The Emotional Health of the Children
Brenda chose not to adopt. “I don’t want them to go on a mission,” she says, regarding a search for their genetic parents. She believes her children will be emotionally healthy with a single mother. “As long as they’re loved and supported and know they’re wanted,” she says. She doesn’t worry about male influence in the children’s lives. “Growing up with three brothers, I’m a little bit of a tomboy,” she says about eventually playing baseball with her son. She also expects her friend’s older sons will become like brothers to her children.
Dr. Jacob, who also counsels couples and singles at the University of Connecticut’s Center for Advanced Reproductive Services, agrees with Brenda regarding the long-term emotional health of these children. “If kids feel connected and feel that they can be kept safe, then they become resilient people and that’s really the issue,” she says. Dr. Jacob adds that genetics, unconditional love in the home, and a strong attachment between the child and the primary caretaker fosters resilience in the child. She encourages mothers to tell their children the truth about their father in “child-size bites.”
“Helping kids understand about their donor conceptions is something that takes ten or 15 years,” she says. “It’s not a one-time event.” Brenda is still developing a strategy for telling her children about their “parental” donor.
At centers such as the one in Connecticut, women are told that donors do not perceive themselves as parents. “I would want to say strongly, ‘always remember that a donor is not a parent,'” Dr. Jacob says. “Not in any sense of the word other than genetic material. They’re very different creatures from birth parents.” While a number of donors agree to be available to grown children (usually at 18) for questions, they don’t expect to have a relationship with the children.
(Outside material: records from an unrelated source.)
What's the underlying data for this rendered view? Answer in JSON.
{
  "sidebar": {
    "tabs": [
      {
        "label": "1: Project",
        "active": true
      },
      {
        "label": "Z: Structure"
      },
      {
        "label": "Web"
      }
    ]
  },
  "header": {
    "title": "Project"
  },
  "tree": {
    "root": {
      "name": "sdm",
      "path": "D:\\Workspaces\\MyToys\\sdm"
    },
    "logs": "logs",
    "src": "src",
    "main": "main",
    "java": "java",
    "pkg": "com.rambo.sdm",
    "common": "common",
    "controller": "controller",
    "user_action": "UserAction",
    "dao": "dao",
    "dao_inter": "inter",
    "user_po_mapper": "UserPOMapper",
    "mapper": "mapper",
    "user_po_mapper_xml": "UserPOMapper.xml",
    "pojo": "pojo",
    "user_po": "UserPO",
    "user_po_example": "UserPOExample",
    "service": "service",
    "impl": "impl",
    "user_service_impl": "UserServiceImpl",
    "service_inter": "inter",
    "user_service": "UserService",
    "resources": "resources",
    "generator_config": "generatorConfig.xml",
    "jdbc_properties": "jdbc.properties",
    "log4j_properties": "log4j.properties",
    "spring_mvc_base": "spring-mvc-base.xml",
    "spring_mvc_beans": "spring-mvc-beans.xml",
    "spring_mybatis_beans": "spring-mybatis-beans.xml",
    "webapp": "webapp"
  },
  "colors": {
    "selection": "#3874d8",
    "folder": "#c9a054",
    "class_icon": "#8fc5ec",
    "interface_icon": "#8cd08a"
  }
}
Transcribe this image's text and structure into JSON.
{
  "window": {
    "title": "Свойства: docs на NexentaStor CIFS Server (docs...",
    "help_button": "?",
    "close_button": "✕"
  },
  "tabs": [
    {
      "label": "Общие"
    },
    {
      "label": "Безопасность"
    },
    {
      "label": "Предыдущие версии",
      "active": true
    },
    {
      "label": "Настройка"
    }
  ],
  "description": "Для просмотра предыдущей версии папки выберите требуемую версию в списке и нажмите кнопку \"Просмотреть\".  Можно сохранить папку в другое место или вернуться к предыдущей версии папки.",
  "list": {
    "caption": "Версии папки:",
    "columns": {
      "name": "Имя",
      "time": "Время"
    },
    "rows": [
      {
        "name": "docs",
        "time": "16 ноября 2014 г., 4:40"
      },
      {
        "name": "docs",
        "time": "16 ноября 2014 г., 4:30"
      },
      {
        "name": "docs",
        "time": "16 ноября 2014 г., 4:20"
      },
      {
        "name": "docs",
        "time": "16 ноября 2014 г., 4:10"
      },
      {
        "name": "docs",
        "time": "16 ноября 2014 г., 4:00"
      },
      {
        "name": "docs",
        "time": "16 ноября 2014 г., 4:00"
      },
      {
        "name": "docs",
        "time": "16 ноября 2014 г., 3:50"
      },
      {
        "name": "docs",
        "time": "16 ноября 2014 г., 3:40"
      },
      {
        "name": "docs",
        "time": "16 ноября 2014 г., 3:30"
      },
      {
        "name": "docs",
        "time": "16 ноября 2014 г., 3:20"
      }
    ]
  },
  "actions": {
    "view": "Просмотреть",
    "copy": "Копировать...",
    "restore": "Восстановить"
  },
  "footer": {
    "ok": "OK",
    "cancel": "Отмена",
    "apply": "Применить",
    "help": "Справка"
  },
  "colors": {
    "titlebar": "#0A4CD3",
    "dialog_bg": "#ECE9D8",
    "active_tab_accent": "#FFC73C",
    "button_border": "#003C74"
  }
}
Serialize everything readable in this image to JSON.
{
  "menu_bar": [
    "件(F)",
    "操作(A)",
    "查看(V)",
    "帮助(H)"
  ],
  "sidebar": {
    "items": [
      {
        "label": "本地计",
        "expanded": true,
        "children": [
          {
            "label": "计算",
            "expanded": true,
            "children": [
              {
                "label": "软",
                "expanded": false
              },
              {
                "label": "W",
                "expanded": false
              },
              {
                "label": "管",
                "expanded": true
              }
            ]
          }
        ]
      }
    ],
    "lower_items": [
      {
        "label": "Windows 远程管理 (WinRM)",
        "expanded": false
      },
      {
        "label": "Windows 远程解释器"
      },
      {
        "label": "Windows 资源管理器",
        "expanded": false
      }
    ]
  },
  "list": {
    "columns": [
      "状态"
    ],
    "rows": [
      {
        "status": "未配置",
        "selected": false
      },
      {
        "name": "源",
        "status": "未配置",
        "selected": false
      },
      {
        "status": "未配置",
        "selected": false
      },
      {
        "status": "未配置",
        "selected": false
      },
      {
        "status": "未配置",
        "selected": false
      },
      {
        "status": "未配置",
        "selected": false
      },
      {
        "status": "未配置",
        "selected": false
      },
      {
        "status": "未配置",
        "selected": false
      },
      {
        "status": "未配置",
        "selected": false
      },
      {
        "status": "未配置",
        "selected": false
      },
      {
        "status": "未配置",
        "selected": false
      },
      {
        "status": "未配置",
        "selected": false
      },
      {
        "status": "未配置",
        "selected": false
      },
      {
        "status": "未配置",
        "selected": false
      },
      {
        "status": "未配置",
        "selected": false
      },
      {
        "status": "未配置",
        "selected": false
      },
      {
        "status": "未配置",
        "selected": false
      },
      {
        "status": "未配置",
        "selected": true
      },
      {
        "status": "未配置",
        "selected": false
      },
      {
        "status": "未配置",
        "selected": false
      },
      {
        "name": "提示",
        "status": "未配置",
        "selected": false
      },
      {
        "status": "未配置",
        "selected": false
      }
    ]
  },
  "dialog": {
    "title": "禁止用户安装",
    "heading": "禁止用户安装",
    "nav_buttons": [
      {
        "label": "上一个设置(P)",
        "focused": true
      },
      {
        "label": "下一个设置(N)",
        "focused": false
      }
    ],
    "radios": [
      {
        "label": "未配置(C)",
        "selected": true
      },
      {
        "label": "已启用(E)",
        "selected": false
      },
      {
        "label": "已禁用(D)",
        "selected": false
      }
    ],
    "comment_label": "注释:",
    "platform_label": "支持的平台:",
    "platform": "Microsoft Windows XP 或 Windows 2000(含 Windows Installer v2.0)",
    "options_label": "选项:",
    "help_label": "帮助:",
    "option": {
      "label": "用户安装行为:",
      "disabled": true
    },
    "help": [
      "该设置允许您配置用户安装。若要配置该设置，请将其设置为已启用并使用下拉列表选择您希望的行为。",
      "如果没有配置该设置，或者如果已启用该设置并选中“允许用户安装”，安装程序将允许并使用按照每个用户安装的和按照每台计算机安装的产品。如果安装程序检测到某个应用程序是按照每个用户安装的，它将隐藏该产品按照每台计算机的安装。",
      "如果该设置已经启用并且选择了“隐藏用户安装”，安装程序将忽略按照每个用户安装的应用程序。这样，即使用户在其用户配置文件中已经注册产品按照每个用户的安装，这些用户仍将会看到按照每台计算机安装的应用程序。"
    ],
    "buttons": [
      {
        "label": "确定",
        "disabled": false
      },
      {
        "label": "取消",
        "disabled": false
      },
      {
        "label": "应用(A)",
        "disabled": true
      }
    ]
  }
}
Sperm donations have existed for hundreds of years, but historically have been kept very secret in the United States because of the concern for the legal status of the child, explains Dr. Jacob. New laws were written in the 1960s that allowed for more openness.
Dr. Donald B. Maier, Division Director of Reproductive Endocrinology and Fertility at The Center for Advanced Reproductive Services, estimates that 5 percent of his patients are single women. “There are some more people than in the past,” he says, “but it’s not a booming type of situation,” as television seems to relay.
Women who come in to see him begin with lower technological techniques such as placing sperm into a woman’s uterus. His center provides a list of sperm banks from which women can choose a donor. Women with fertility issues would use higher techniques such as medications to stimulate fertility or IVF, where eggs are harvested and fertilized outside the womb, then put back into the uterus as embryos. The biggest risks with medications are multiple pregnancies and their related premature deliveries. The high cost of an IVF cycle can also be prohibitive.
The center in Connecticut sees single women in their late thirties and early forties. Many of the women who choose to become single and pregnant would have preferred pregnancy within the context of a relationship, Dr. Jacob says. “They’re aware that being a single mom is complicated, and therefore many of them are waiting until the very last minute in terms of their own fertility, because it wasn’t their first choice.”
Brenda had put off having children, knowing she could conceive at older age and hoping she’d meet her ideal mate. “I’ll meet somebody next year,” she thought, “I’ll go to that last dance, and I’ll go to that last bar.” She is open to the possibility of meeting someone who could father her children. “When I take them to school,” she says, “You never know who you could meet—a single dad, a divorced dad.”
*name changed to protect privacy